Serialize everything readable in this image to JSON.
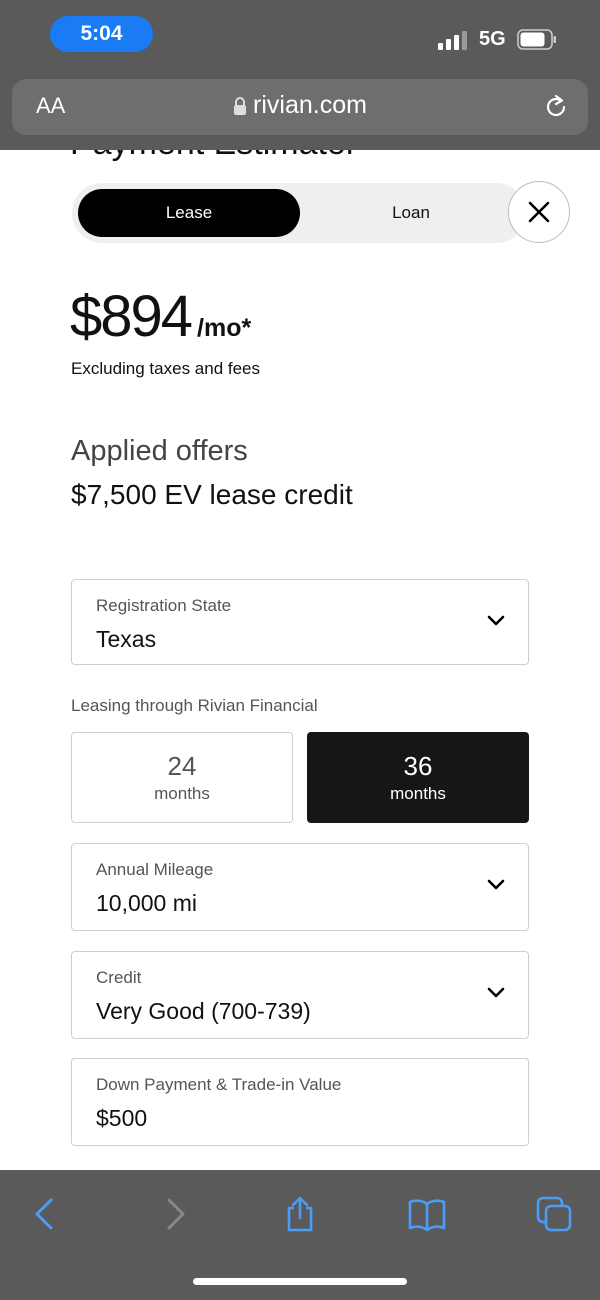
{
  "status": {
    "time": "5:04",
    "network": "5G"
  },
  "browser": {
    "text_size_label": "AA",
    "url": "rivian.com"
  },
  "page": {
    "title": "Payment Estimator",
    "tabs": [
      {
        "label": "Lease",
        "selected": true
      },
      {
        "label": "Loan",
        "selected": false
      }
    ],
    "price": {
      "amount": "$894",
      "unit": "/mo*",
      "note": "Excluding taxes and fees"
    },
    "offers": {
      "title": "Applied offers",
      "value": "$7,500 EV lease credit"
    },
    "registration": {
      "label": "Registration State",
      "value": "Texas"
    },
    "leasing_label": "Leasing through Rivian Financial",
    "terms": [
      {
        "number": "24",
        "unit": "months",
        "selected": false
      },
      {
        "number": "36",
        "unit": "months",
        "selected": true
      }
    ],
    "mileage": {
      "label": "Annual Mileage",
      "value": "10,000 mi"
    },
    "credit": {
      "label": "Credit",
      "value": "Very Good (700-739)"
    },
    "down_payment": {
      "label": "Down Payment & Trade-in Value",
      "value": "$500"
    }
  },
  "colors": {
    "accent_blue": "#1a7cf5",
    "chrome_gray": "#5a5a5a",
    "selected_black": "#000000",
    "toolbar_blue": "#4a9cf7"
  },
  "icons": [
    "lock-icon",
    "reload-icon",
    "close-icon",
    "chevron-down-icon",
    "back-icon",
    "forward-icon",
    "share-icon",
    "bookmarks-icon",
    "tabs-icon"
  ]
}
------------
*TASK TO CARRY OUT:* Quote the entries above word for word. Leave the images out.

*RESPONSE:*
Serialize everything readable in this image to JSON.
{
  "status": {
    "time": "5:04",
    "network": "5G"
  },
  "browser": {
    "text_size_label": "AA",
    "url": "rivian.com"
  },
  "page": {
    "title": "Payment Estimator",
    "tabs": [
      {
        "label": "Lease",
        "selected": true
      },
      {
        "label": "Loan",
        "selected": false
      }
    ],
    "price": {
      "amount": "$894",
      "unit": "/mo*",
      "note": "Excluding taxes and fees"
    },
    "offers": {
      "title": "Applied offers",
      "value": "$7,500 EV lease credit"
    },
    "registration": {
      "label": "Registration State",
      "value": "Texas"
    },
    "leasing_label": "Leasing through Rivian Financial",
    "terms": [
      {
        "number": "24",
        "unit": "months",
        "selected": false
      },
      {
        "number": "36",
        "unit": "months",
        "selected": true
      }
    ],
    "mileage": {
      "label": "Annual Mileage",
      "value": "10,000 mi"
    },
    "credit": {
      "label": "Credit",
      "value": "Very Good (700-739)"
    },
    "down_payment": {
      "label": "Down Payment & Trade-in Value",
      "value": "$500"
    }
  },
  "colors": {
    "accent_blue": "#1a7cf5",
    "chrome_gray": "#5a5a5a",
    "selected_black": "#000000",
    "toolbar_blue": "#4a9cf7"
  },
  "icons": [
    "lock-icon",
    "reload-icon",
    "close-icon",
    "chevron-down-icon",
    "back-icon",
    "forward-icon",
    "share-icon",
    "bookmarks-icon",
    "tabs-icon"
  ]
}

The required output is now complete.